Segment Start: RECORDS TO USE
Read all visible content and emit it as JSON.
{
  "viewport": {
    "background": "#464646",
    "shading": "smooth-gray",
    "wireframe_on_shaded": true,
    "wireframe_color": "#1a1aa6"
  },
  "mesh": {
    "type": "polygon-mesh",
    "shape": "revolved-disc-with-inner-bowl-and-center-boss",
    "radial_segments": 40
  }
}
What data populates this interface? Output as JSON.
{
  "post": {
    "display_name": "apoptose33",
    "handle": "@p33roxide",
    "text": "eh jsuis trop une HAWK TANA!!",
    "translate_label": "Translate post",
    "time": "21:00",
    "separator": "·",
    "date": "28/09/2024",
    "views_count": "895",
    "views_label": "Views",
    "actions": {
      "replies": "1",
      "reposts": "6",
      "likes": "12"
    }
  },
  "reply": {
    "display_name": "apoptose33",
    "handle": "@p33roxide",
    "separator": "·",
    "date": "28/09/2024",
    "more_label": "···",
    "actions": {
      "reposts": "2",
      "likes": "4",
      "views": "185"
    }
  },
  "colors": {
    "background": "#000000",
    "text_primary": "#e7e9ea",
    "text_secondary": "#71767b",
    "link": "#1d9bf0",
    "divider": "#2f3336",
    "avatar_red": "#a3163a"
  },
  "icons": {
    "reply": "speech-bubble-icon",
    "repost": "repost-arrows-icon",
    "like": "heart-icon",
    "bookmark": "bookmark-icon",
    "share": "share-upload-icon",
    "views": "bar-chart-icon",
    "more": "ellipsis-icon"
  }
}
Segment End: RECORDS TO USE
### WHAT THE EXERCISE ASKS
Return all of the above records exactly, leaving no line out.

### EXERCISE RESULT
Read all visible content and emit it as JSON.
{
  "viewport": {
    "background": "#464646",
    "shading": "smooth-gray",
    "wireframe_on_shaded": true,
    "wireframe_color": "#1a1aa6"
  },
  "mesh": {
    "type": "polygon-mesh",
    "shape": "revolved-disc-with-inner-bowl-and-center-boss",
    "radial_segments": 40
  }
}
What data populates this interface? Output as JSON.
{
  "post": {
    "display_name": "apoptose33",
    "handle": "@p33roxide",
    "text": "eh jsuis trop une HAWK TANA!!",
    "translate_label": "Translate post",
    "time": "21:00",
    "separator": "·",
    "date": "28/09/2024",
    "views_count": "895",
    "views_label": "Views",
    "actions": {
      "replies": "1",
      "reposts": "6",
      "likes": "12"
    }
  },
  "reply": {
    "display_name": "apoptose33",
    "handle": "@p33roxide",
    "separator": "·",
    "date": "28/09/2024",
    "more_label": "···",
    "actions": {
      "reposts": "2",
      "likes": "4",
      "views": "185"
    }
  },
  "colors": {
    "background": "#000000",
    "text_primary": "#e7e9ea",
    "text_secondary": "#71767b",
    "link": "#1d9bf0",
    "divider": "#2f3336",
    "avatar_red": "#a3163a"
  },
  "icons": {
    "reply": "speech-bubble-icon",
    "repost": "repost-arrows-icon",
    "like": "heart-icon",
    "bookmark": "bookmark-icon",
    "share": "share-upload-icon",
    "views": "bar-chart-icon",
    "more": "ellipsis-icon"
  }
}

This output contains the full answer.